→ **WHAT YOU WILL DO**: Locate every line in the records below that contains the word "icon", and copy each one.

→ **Stored data**:
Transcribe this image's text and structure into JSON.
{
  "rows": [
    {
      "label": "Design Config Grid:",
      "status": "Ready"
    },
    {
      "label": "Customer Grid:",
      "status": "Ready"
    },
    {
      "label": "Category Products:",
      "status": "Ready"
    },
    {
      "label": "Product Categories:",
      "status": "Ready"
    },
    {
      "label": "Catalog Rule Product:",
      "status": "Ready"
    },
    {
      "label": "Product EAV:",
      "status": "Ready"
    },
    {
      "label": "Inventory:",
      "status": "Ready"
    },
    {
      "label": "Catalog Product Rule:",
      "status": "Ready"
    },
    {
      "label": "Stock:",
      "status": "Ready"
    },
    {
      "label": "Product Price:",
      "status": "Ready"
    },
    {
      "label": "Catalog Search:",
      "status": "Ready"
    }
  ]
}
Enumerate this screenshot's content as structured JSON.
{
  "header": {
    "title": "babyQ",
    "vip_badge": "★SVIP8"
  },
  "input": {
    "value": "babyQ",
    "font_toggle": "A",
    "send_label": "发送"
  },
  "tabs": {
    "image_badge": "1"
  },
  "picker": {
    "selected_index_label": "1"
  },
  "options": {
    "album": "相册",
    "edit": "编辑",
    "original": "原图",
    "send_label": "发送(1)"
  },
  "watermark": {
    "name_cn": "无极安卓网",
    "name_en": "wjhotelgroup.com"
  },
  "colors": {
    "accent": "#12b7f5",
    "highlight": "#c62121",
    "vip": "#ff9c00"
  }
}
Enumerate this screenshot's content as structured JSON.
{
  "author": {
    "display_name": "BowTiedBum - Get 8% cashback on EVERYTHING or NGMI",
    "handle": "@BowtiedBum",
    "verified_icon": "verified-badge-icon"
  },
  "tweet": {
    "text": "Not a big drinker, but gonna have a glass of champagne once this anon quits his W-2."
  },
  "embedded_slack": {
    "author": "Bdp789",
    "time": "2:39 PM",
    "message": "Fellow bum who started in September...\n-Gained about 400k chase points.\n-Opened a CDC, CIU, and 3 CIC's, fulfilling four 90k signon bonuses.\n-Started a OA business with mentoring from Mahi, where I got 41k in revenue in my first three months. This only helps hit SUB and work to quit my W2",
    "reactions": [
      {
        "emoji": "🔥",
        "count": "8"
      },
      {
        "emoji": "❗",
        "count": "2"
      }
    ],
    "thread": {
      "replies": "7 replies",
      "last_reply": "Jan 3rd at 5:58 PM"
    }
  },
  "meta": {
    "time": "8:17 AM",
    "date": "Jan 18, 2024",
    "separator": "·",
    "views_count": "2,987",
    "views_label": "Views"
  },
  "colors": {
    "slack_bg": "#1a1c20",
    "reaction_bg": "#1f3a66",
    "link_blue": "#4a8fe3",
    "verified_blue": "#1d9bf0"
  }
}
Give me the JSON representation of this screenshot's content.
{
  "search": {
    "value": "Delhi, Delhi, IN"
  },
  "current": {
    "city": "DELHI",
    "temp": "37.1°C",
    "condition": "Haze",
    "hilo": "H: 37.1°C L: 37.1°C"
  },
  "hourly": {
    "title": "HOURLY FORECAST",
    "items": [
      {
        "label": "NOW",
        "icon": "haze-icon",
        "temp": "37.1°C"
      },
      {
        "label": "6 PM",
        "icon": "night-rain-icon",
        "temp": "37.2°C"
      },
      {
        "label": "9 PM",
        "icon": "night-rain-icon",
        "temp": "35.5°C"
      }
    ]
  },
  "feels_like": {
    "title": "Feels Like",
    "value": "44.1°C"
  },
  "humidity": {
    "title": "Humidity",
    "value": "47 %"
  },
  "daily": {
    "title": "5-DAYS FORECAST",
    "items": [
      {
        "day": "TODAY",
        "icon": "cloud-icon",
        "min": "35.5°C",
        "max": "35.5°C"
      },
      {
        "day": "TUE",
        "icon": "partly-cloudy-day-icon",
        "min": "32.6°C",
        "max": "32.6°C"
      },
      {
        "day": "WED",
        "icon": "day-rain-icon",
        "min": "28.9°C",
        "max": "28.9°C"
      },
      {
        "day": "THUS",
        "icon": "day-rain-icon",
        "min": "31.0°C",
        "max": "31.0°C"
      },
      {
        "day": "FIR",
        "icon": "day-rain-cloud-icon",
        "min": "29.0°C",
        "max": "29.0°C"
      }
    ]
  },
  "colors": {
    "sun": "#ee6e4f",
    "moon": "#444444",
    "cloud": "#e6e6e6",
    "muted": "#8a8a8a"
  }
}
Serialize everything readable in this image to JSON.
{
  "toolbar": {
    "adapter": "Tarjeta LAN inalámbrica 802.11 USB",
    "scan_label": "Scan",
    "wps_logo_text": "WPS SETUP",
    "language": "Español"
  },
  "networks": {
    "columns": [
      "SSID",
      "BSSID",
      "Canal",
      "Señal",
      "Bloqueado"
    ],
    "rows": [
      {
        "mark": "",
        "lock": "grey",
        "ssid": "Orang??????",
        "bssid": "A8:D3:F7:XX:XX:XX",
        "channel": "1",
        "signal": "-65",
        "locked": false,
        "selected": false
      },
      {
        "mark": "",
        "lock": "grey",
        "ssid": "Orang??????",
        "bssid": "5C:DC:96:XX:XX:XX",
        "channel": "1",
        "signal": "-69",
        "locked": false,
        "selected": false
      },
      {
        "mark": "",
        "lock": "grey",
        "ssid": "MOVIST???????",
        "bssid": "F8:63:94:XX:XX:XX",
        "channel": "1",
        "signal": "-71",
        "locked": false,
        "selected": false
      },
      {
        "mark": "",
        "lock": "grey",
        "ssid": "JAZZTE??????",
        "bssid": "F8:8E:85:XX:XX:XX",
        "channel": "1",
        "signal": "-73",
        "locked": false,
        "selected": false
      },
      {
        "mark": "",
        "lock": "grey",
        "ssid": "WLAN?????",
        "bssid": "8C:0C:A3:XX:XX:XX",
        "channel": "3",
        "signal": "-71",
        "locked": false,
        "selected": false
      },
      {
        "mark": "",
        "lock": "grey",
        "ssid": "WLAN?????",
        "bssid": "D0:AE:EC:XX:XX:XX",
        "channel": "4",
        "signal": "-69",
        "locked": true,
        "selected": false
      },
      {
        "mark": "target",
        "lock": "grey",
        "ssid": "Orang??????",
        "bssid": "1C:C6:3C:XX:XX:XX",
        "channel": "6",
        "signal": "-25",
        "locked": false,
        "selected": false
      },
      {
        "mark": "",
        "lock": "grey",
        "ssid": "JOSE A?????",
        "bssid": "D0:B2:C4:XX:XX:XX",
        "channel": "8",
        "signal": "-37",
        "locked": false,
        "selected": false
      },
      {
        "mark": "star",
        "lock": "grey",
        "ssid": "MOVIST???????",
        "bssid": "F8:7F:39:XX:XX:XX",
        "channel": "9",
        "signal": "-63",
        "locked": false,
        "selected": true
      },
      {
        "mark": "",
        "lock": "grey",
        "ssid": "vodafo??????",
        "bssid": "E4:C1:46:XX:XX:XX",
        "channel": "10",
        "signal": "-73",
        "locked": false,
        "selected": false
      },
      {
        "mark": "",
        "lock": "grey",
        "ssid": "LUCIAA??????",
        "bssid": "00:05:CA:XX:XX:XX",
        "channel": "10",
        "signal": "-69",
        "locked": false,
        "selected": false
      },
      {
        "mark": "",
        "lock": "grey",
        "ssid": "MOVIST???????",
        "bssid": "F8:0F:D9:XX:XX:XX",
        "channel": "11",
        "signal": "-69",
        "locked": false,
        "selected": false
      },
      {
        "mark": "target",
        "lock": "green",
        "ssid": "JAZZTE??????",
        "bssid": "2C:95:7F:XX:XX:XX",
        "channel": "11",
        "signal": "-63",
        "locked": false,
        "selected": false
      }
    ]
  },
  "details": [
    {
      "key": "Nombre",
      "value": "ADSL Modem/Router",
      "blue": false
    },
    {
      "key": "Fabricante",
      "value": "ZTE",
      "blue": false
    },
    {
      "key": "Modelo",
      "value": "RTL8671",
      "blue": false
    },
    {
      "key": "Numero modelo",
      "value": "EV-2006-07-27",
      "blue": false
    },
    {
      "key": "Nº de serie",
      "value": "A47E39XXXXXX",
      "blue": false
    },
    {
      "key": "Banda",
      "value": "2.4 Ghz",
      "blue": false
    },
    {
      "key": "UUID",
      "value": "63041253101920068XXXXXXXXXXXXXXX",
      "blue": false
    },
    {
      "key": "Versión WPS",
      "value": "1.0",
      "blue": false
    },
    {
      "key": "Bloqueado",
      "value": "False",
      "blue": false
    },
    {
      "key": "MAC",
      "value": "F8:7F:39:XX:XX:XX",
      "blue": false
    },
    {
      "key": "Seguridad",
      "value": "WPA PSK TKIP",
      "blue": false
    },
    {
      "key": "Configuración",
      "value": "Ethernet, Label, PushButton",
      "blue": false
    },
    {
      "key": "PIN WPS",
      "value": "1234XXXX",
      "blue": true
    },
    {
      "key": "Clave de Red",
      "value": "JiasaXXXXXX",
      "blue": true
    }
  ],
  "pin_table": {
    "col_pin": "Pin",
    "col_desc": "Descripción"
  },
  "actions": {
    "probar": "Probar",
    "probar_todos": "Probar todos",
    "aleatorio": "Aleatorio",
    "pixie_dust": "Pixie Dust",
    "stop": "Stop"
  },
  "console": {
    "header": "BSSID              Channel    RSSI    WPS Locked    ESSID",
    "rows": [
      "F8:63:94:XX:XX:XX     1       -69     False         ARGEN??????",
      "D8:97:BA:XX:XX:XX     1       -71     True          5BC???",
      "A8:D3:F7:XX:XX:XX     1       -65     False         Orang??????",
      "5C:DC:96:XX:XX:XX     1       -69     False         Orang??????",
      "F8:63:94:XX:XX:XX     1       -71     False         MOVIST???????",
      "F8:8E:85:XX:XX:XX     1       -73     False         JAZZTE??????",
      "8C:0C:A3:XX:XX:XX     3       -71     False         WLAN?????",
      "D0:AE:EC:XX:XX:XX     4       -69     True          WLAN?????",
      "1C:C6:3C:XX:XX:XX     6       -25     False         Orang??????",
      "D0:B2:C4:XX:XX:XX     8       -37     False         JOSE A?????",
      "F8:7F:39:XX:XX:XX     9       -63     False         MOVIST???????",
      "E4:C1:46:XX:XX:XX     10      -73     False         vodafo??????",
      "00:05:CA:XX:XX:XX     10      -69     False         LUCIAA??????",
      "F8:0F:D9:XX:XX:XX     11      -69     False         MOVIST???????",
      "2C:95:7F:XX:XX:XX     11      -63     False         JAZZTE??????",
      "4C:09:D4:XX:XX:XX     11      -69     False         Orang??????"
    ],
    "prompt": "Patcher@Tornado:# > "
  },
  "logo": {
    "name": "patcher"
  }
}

→ **SOLUTION BELOW**:
    "verified_icon": "verified-badge-icon"
        "icon": "haze-icon",
        "icon": "night-rain-icon",
        "icon": "night-rain-icon",
        "icon": "cloud-icon",
        "icon": "partly-cloudy-day-icon",
        "icon": "day-rain-icon",
        "icon": "day-rain-icon",
        "icon": "day-rain-cloud-icon",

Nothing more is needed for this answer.